* **PROBLEM TO WORK ON**: Set the following entries down again exactly, line by line.

Component data from apps and pages:
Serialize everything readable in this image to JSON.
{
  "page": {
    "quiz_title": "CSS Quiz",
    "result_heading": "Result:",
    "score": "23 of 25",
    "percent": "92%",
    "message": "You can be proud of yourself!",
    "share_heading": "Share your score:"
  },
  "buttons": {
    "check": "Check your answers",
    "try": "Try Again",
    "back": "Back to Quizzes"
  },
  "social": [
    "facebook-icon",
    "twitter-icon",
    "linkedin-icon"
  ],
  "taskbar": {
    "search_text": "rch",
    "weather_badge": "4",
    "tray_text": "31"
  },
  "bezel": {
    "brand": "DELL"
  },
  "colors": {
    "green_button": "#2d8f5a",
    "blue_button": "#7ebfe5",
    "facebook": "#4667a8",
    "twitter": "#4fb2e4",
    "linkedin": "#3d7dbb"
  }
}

* **RESPONSE TO THE TASK**:
Serialize everything readable in this image to JSON.
{
  "page": {
    "quiz_title": "CSS Quiz",
    "result_heading": "Result:",
    "score": "23 of 25",
    "percent": "92%",
    "message": "You can be proud of yourself!",
    "share_heading": "Share your score:"
  },
  "buttons": {
    "check": "Check your answers",
    "try": "Try Again",
    "back": "Back to Quizzes"
  },
  "social": [
    "facebook-icon",
    "twitter-icon",
    "linkedin-icon"
  ],
  "taskbar": {
    "search_text": "rch",
    "weather_badge": "4",
    "tray_text": "31"
  },
  "bezel": {
    "brand": "DELL"
  },
  "colors": {
    "green_button": "#2d8f5a",
    "blue_button": "#7ebfe5",
    "facebook": "#4667a8",
    "twitter": "#4fb2e4",
    "linkedin": "#3d7dbb"
  }
}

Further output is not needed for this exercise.